_What the task requires:_
Consider the entries below. Count the lines holding the string "tarjeta" and state the number only.

Interface dataset entries:
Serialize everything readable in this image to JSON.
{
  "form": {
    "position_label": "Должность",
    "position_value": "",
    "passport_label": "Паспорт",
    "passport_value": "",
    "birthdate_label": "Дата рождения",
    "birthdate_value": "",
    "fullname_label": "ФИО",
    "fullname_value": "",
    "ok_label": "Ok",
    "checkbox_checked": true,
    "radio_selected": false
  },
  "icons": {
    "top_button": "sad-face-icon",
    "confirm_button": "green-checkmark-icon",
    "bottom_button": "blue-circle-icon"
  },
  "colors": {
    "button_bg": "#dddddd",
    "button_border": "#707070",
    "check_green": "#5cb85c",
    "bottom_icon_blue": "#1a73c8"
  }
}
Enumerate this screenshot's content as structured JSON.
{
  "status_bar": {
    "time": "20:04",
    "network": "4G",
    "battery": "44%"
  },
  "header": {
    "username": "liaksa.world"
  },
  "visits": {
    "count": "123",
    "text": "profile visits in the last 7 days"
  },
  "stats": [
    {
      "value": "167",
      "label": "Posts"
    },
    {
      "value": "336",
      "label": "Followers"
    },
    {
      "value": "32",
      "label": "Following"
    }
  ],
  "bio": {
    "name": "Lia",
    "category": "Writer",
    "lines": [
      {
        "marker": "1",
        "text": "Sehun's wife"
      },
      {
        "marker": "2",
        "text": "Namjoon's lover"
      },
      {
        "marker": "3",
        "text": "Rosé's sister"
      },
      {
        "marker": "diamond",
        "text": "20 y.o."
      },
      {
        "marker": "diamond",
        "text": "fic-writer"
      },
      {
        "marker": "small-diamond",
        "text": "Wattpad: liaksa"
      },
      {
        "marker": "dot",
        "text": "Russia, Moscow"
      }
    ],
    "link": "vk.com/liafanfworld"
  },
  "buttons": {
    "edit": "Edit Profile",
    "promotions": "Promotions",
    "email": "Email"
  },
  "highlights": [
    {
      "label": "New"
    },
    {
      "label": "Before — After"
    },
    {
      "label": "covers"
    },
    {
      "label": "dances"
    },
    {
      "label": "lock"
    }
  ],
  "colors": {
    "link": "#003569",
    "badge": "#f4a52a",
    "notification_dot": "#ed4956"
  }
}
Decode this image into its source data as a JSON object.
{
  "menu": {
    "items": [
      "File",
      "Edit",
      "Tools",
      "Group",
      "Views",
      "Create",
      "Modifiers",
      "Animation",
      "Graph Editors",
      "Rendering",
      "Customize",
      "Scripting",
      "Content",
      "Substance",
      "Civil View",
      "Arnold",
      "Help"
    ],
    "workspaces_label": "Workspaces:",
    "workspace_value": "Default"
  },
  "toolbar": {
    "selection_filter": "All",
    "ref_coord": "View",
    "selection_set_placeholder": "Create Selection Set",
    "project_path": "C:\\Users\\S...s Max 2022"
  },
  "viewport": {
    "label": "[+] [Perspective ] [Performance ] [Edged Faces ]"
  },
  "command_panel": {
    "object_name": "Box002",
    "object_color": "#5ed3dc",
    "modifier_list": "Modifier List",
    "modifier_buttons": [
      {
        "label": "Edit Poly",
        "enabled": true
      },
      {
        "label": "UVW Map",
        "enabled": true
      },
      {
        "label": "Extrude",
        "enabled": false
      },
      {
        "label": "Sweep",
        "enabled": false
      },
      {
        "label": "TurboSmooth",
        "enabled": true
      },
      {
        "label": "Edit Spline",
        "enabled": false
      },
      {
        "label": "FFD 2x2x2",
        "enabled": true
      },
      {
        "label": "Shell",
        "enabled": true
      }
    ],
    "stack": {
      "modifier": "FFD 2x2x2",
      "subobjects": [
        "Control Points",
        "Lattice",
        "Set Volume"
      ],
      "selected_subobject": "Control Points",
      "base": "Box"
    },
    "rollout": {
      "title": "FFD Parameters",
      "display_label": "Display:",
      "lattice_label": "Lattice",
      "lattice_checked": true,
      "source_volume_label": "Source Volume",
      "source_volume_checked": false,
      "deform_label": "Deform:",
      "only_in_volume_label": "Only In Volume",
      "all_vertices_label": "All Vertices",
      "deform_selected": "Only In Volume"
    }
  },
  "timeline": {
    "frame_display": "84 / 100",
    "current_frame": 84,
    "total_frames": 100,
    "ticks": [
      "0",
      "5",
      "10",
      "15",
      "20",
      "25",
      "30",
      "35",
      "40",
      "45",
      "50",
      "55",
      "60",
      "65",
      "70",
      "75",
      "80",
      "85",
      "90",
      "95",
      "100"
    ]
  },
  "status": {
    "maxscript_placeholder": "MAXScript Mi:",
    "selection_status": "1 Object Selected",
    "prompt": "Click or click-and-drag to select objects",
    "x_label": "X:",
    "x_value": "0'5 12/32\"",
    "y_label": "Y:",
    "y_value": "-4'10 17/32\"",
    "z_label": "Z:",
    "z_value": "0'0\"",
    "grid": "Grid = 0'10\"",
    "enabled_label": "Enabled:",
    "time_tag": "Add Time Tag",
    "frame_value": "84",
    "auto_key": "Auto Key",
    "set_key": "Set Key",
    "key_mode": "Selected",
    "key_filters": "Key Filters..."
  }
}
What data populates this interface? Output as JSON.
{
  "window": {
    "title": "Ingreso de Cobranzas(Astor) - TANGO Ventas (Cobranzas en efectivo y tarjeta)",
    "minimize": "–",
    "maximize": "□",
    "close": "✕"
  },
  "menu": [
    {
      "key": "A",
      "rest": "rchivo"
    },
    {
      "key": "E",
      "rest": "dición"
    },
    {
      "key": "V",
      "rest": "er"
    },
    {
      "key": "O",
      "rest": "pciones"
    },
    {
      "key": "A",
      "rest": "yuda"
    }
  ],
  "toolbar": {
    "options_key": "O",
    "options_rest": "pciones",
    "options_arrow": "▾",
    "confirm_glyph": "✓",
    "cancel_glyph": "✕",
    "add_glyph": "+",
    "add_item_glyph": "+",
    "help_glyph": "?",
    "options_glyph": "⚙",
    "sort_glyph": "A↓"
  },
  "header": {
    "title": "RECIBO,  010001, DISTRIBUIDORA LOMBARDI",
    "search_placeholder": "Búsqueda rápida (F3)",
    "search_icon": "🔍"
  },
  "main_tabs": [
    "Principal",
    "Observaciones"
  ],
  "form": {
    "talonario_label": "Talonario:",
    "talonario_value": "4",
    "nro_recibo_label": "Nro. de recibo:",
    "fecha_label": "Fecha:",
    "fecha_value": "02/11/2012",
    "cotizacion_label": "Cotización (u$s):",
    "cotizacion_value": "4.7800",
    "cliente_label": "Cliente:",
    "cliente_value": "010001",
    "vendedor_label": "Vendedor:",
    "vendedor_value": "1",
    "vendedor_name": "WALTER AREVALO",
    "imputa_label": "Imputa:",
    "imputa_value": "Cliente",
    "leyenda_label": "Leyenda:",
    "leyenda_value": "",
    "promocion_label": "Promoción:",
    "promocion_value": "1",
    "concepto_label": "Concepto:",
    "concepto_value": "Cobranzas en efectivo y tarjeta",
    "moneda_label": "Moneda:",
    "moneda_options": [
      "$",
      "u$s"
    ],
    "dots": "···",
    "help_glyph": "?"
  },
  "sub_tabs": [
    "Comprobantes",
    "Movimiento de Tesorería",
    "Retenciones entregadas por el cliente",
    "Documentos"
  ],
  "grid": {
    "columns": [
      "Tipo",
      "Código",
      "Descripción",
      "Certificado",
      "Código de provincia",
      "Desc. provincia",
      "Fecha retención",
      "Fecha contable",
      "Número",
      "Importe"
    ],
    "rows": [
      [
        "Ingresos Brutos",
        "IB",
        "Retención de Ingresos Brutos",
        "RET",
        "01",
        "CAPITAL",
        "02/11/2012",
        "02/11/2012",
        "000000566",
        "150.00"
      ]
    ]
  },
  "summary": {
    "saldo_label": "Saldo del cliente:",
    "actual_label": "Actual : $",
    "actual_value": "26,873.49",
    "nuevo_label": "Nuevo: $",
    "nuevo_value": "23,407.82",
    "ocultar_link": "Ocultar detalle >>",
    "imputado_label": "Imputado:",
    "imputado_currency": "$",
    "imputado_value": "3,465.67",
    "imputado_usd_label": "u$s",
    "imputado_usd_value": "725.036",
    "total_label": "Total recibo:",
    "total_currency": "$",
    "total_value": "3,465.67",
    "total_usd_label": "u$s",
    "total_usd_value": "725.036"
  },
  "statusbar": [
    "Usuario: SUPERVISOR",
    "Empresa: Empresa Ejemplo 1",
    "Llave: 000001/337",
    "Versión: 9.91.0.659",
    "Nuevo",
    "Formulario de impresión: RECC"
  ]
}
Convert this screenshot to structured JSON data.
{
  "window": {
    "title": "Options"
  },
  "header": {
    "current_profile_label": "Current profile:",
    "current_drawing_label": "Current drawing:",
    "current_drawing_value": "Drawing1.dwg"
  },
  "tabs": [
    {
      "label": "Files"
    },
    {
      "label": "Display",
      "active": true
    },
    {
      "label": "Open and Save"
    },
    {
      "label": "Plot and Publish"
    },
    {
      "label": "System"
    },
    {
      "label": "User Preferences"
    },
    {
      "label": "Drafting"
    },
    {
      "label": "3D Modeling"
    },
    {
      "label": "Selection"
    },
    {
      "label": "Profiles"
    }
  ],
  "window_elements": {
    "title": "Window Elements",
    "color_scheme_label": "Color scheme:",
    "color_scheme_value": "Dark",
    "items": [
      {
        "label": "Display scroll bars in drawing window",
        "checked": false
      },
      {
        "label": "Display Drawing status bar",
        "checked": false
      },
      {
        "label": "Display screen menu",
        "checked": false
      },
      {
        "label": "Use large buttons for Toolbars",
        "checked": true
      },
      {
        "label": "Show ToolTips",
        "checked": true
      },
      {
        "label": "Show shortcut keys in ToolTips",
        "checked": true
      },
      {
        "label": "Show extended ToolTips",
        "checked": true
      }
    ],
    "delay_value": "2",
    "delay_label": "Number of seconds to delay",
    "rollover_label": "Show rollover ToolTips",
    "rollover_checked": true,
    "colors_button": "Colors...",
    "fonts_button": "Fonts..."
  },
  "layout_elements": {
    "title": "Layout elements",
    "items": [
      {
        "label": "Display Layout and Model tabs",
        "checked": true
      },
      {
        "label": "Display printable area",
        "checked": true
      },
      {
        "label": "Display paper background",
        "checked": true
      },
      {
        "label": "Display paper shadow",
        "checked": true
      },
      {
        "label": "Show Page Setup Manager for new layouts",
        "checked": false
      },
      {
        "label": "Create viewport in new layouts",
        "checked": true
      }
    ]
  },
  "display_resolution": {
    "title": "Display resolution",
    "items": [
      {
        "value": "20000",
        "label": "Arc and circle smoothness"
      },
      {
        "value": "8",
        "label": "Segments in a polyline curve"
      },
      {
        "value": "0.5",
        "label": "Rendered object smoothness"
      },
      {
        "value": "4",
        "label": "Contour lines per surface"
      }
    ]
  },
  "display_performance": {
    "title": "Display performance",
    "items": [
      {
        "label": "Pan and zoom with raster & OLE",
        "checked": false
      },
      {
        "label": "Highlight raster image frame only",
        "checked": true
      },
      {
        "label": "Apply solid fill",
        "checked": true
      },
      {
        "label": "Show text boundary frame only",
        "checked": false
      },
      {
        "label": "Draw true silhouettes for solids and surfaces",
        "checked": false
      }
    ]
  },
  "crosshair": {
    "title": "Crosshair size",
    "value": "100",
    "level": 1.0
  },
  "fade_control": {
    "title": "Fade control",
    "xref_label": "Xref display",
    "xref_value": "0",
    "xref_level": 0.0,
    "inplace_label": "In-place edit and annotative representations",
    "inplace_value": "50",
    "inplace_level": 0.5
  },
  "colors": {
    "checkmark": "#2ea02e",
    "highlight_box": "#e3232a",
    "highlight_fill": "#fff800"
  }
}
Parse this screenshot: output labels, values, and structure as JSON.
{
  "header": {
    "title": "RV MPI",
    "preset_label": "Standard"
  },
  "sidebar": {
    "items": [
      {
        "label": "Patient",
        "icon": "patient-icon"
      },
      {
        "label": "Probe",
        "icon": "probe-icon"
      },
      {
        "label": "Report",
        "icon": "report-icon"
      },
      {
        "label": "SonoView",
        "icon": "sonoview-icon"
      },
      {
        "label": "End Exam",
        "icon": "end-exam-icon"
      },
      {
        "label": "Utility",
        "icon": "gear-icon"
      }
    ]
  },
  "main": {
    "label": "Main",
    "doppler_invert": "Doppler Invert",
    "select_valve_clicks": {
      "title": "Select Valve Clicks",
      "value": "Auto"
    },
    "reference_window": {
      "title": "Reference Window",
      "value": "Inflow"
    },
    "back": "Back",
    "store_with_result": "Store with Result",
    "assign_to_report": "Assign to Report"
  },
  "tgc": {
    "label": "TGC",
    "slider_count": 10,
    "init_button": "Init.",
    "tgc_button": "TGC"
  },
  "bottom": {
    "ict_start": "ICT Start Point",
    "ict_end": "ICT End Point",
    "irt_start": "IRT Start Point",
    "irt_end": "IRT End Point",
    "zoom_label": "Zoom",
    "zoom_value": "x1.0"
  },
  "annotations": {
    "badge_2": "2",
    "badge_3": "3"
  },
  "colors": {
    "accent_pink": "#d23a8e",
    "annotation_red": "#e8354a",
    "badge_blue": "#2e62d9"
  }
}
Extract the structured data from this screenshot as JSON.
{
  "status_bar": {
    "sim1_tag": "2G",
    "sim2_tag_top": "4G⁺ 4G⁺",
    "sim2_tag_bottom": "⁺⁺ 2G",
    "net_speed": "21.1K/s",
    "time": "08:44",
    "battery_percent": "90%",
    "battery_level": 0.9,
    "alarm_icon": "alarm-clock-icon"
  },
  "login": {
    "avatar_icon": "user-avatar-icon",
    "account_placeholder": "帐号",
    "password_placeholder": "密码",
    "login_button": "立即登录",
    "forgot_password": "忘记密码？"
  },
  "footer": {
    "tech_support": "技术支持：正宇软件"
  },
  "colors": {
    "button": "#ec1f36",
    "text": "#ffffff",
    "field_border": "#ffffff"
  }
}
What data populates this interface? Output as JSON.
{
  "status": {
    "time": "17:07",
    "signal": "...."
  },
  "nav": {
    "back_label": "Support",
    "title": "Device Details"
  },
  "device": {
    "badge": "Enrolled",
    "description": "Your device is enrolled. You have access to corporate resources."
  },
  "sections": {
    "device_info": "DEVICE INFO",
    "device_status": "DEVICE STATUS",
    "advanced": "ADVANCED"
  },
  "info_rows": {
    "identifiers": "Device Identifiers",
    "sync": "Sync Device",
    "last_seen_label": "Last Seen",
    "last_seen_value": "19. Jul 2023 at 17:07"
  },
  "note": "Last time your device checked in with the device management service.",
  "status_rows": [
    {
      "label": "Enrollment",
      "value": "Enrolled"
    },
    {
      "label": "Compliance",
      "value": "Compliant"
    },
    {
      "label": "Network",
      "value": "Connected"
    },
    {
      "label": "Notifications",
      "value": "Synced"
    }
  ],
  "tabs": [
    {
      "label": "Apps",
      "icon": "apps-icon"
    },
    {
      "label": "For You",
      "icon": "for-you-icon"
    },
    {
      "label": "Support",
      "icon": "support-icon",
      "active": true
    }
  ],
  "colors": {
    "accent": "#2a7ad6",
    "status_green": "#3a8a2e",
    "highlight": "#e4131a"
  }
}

_Result below:_
2